And so, she realised that the only way to deal with the bullies was to be confident and never let go of this bold avatar.

Needless to say, the judgements still didn’t stop
You would expect Ganga’s ordeal to end somewhere. After all, something’s got to give, right? But when as an adult decided to take up acting as a career, a whole new flurry of bias came her way. 

“Whenever I would head to an acting audition wearing a sari, people would say ‘ye dhandha karti hogi’ or ‘yeh train mein bheek maangti hogi’,” she recalls.

But in the end, she triumphed—that too with a movie offer
“I participated in the pride parade organized by the LGBTQ community in 2015 wearing a beautiful sari and feeling confident as ever. There, I met filmmaker Vishal Srivastava, who was looking to cast the protagonist for his movie Wajood. He asked and I obviously said yes to him,” she narrates excitedly.
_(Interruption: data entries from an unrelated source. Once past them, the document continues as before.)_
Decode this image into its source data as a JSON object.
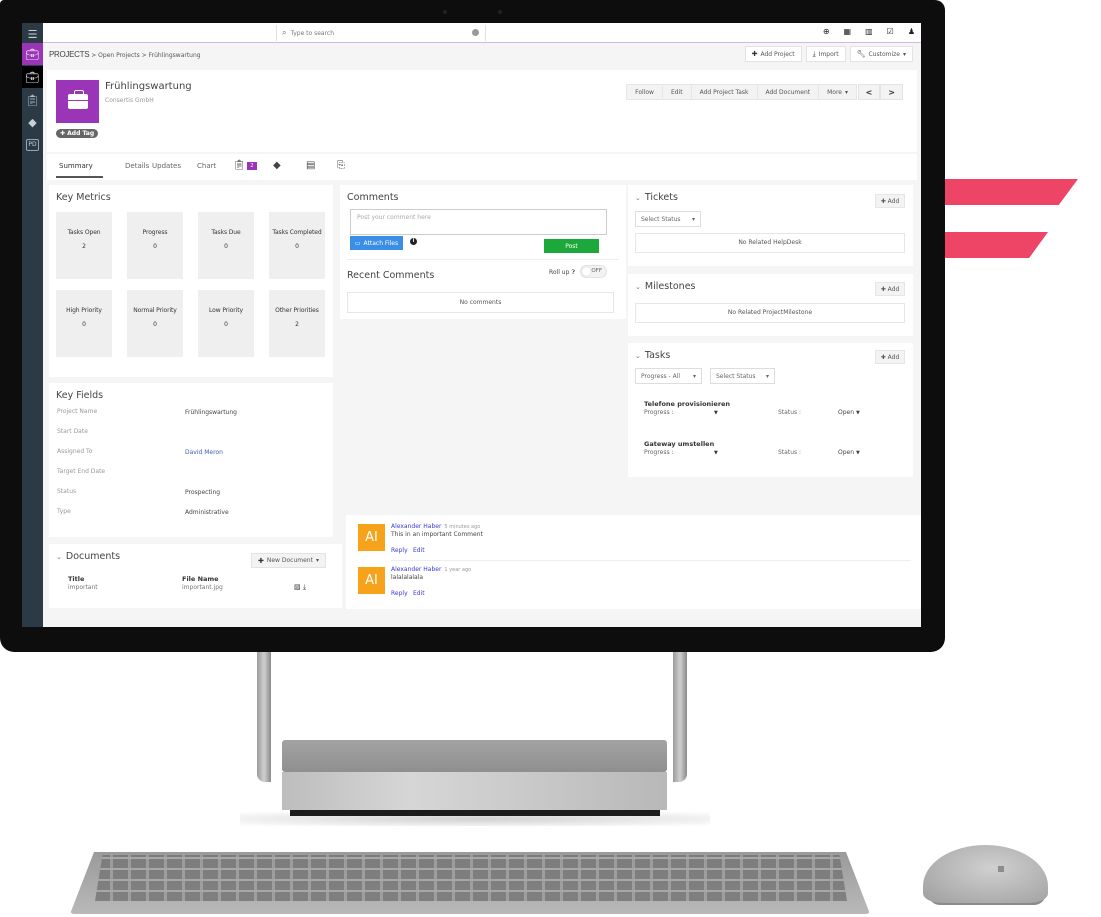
{
  "app": {
    "search": {
      "placeholder": "Type to search"
    },
    "top_icons": [
      "plus-circle-icon",
      "calendar-icon",
      "chart-icon",
      "checkbox-icon",
      "user-icon"
    ],
    "sidebar": {
      "items": [
        {
          "icon": "menu-icon"
        },
        {
          "icon": "briefcase-icon"
        },
        {
          "icon": "briefcase-icon"
        },
        {
          "icon": "clipboard-icon"
        },
        {
          "icon": "diamond-icon"
        },
        {
          "icon": "pd-icon",
          "label": "PD"
        }
      ]
    }
  },
  "breadcrumb": {
    "root": "PROJECTS",
    "separator": ">",
    "items": [
      "Open Projects",
      "Frühlingswartung"
    ]
  },
  "toolbar": {
    "add_project": "Add Project",
    "import": "Import",
    "customize": "Customize"
  },
  "project": {
    "title": "Frühlingswartung",
    "company": "Consertis GmbH",
    "add_tag": "Add Tag",
    "actions": [
      "Follow",
      "Edit",
      "Add Project Task",
      "Add Document",
      "More"
    ],
    "nav_prev": "<",
    "nav_next": ">"
  },
  "tabs": {
    "items": [
      "Summary",
      "Details",
      "Updates",
      "Chart"
    ],
    "active": "Summary",
    "tasks_badge": "2"
  },
  "key_metrics": {
    "title": "Key Metrics",
    "items": [
      {
        "label": "Tasks Open",
        "value": "2"
      },
      {
        "label": "Progress",
        "value": "0"
      },
      {
        "label": "Tasks Due",
        "value": "0"
      },
      {
        "label": "Tasks Completed",
        "value": "0"
      },
      {
        "label": "High Priority",
        "value": "0"
      },
      {
        "label": "Normal Priority",
        "value": "0"
      },
      {
        "label": "Low Priority",
        "value": "0"
      },
      {
        "label": "Other Priorities",
        "value": "2"
      }
    ]
  },
  "key_fields": {
    "title": "Key Fields",
    "rows": [
      {
        "label": "Project Name",
        "value": "Frühlingswartung"
      },
      {
        "label": "Start Date",
        "value": ""
      },
      {
        "label": "Assigned To",
        "value": "David Meron"
      },
      {
        "label": "Target End Date",
        "value": ""
      },
      {
        "label": "Status",
        "value": "Prospecting"
      },
      {
        "label": "Type",
        "value": "Administrative"
      }
    ]
  },
  "documents": {
    "title": "Documents",
    "new_button": "New Document",
    "headers": {
      "title": "Title",
      "file_name": "File Name"
    },
    "rows": [
      {
        "title": "important",
        "file_name": "important.jpg"
      }
    ]
  },
  "comments": {
    "title": "Comments",
    "placeholder": "Post your comment here",
    "attach_label": "Attach Files",
    "post_label": "Post",
    "recent_title": "Recent Comments",
    "rollup_label": "Roll up",
    "rollup_state": "OFF",
    "empty": "No comments",
    "thread": [
      {
        "initials": "AI",
        "author": "Alexander Haber",
        "time": "5 minutes ago",
        "text": "This in an important Comment",
        "reply": "Reply",
        "edit": "Edit"
      },
      {
        "initials": "AI",
        "author": "Alexander Haber",
        "time": "1 year ago",
        "text": "lalalalalala",
        "reply": "Reply",
        "edit": "Edit"
      }
    ]
  },
  "tickets": {
    "title": "Tickets",
    "add_label": "Add",
    "status_select": "Select Status",
    "empty": "No Related HelpDesk"
  },
  "milestones": {
    "title": "Milestones",
    "add_label": "Add",
    "empty": "No Related ProjectMilestone"
  },
  "tasks": {
    "title": "Tasks",
    "add_label": "Add",
    "progress_select": "Progress - All",
    "status_select": "Select Status",
    "progress_label": "Progress :",
    "status_label": "Status :",
    "items": [
      {
        "name": "Telefone provisionieren",
        "status": "Open"
      },
      {
        "name": "Gateway umstellen",
        "status": "Open"
      }
    ]
  },
  "colors": {
    "brand": "#9a35b8",
    "post": "#1ca83a",
    "attach": "#3a8ee6",
    "avatar": "#f7a21b",
    "accent_stripes": "#ee4466"
  }
}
“I have got a very positive response from the members of the film fraternity and they’ve never made me feel like I am any different. It’s incredible and I just wish and hope this is how transgenders are treated everywhere,” she adds.

Eventually, her family also came around and accepted Ganga for who she is.

Never let negativity kill your spirit, that’s Ganga’s message
“I think the society is quite hypocritical. When there’s a marriage in the family or a child is born, seeking the blessings of a transgender is considered lucky. But when it comes to accepting the same set of transgenders, they waver,” points out Ganga.

Also, read: #PrideAndProud: I came out of the closet because I couldn’t live a lie anymore

“However, despite the negativity and the childhood obstacles lowering my morale and confidence, I have managed to reach a stage of positivity and hope,” she exclaims. 

And that’s exactly what she wants kids who find themselves in her position to know. 

“I want the kids out there to understand themselves and their identity, stand up on their feet, not lose their confidence, and fight back the bullies,” says Ganga.

  • 58
About the Author

Twenty kilos down and struggling to maintain the weight loss by preaching healthy eating, while eating unhealthy every now and then. ...Read More

Next Story